How to complete this task
The word "BROWN" occurs in some of the lines below; copy each of those lines.

Input material
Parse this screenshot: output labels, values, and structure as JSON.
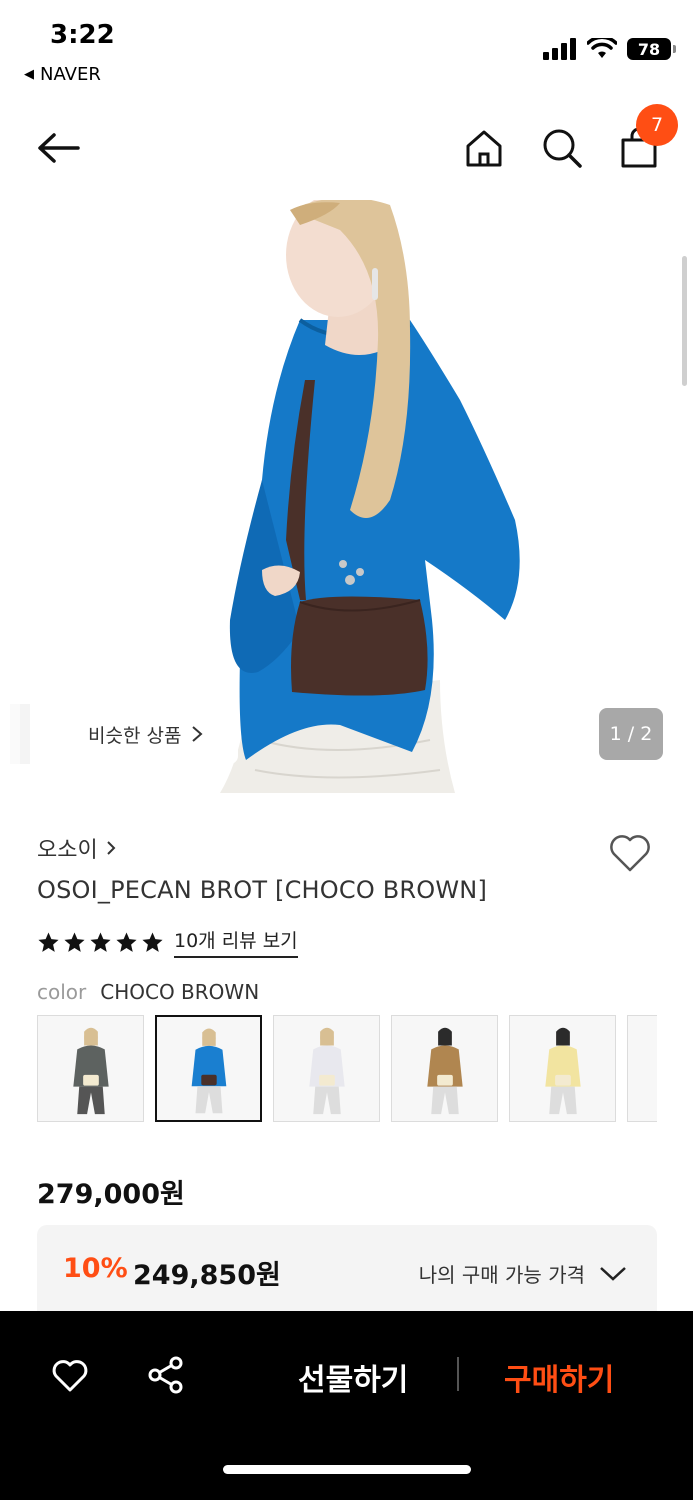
{
  "status_bar": {
    "time": "3:22",
    "back_app": "NAVER",
    "battery": "78"
  },
  "nav": {
    "cart_count": "7"
  },
  "hero": {
    "similar_label": "비슷한 상품",
    "page_indicator": "1 / 2"
  },
  "product": {
    "brand": "오소이",
    "name": "OSOI_PECAN BROT [CHOCO BROWN]",
    "rating_stars": 5,
    "review_link": "10개 리뷰 보기",
    "color_label": "color",
    "color_value": "CHOCO BROWN",
    "swatch_colors": [
      "#5d6260",
      "#1a7fd0",
      "#e8e8ee",
      "#b08650",
      "#f2e4a0",
      "#eeeeee"
    ],
    "selected_swatch": 1
  },
  "price": {
    "original": "279,000원",
    "discount_pct": "10%",
    "discount_price": "249,850원",
    "my_price_label": "나의 구매 가능 가격"
  },
  "bottom_bar": {
    "gift_label": "선물하기",
    "buy_label": "구매하기"
  },
  "colors": {
    "accent": "#ff4e14",
    "hoodie": "#1579c8",
    "bag": "#4a3029"
  }
}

Response
    "name": "OSOI_PECAN BROT [CHOCO BROWN]",
    "color_value": "CHOCO BROWN",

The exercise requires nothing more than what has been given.